“There are just four kinds of bets. There are good bets, bad bets, bets that you win, and bets that you lose. Winning a bad bet can be the most dangerous outcome of all, because a success of that kind can encourage you to take more bad bets in the future, when the odds will be running against you. You can also lose a good bet, no matter how sound the underlying proposition, but if you keep placing good bets, over time, the law of averages will be working for you.” – Larry Hite
“While the speculator doesn’t have the product knowledge or speed, he does have the advantage of not having to play. The speculator can choose to only bet when the odds are in his favor. That is an important positional advantage.” – Larry Hite
In my book, “New Trader, Rich Trader”, I explained the key trading principles that separated the rich traders from the new traders. In my book, “New Trader, Rich Trader 2: Good Trades, Bad Trades” I delve into the different principles between what makes a good trade and what makes a bad trade. Some will be surprised that it is not just whether you win or lose on any one trade, but how you trade the next 100 trades that determines if you are successful, or even survive the trading game.
Good Trades are made by managing the mind, ego, and emotions.
1. A good trade is taken with complete confidence, and follows your trading method. A bad trade is taken on an opinion.
2. A good trade is taken with a disciplined entry and position size. A bad trade is taken to win back losses the market owes you.
3. A good trade is taken when your entry parameters line up. A bad trade is taken out of fear of missing a move.
4. A good trade is taken to be profitable in the context of your trading plan. A bad trade is taken out of greed.
5. A good trade is taken according to your trading plan. A bad trade is taken to inflate the ego.
6. A good trade is taken without regret or internal conflict. A bad trade is taken when a trader is double-minded.
Good trades are just one trade inside a robust methodology that gives the traders an advantage in the long term.

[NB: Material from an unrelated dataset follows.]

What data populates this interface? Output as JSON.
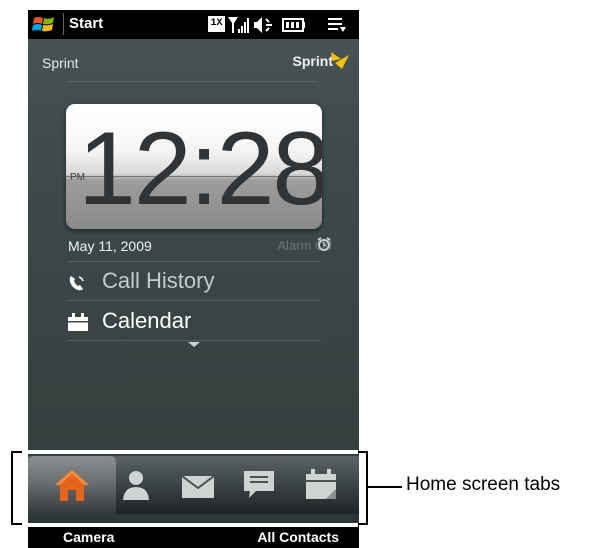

7. A good trade is based on your trading plan. A bad trade is based on emotions and beliefs.
8. A good trade is based on your own personal edge. A bad trade is based on your opinion.
9. A good trade is made using your own time frame. A bad trade changes time frame due to a loss.
10. A good trade is made in reaction to current price reality. A bad trade is made based on personal judgment.
11. A good trade is made after identifying and trading with the trend. A bad trade fights the trend.
12. A good trade is made using the trading vehicles you are an expert in. A bad trade is when you trade unfamiliar markets.
Good trades are always managing risk to keep the trader in the game.
13. A good trade risks only 1% of total trading capital. A bad trade does not have a set amount of risk.
14. A good trade risks $1 to make $3. A bad trade risks losing more than it plans on making in profits.
15. A good trade follows a trading plan even during draw downs in account equity. A bad trade is a big trade made to quickly get even after a string of losses.
16. A good trade has a limited downside but an unlimited upside. A bad trade has unlimited risk and a limited profit.
17. A good trade has an optimum position size for that trade setup. A bad trade is based on feelings, financial need, or confidence in a trade.
To learn more about these principles check out my book “New Trader Rich Trader 2: Good Trades Bad Trades.”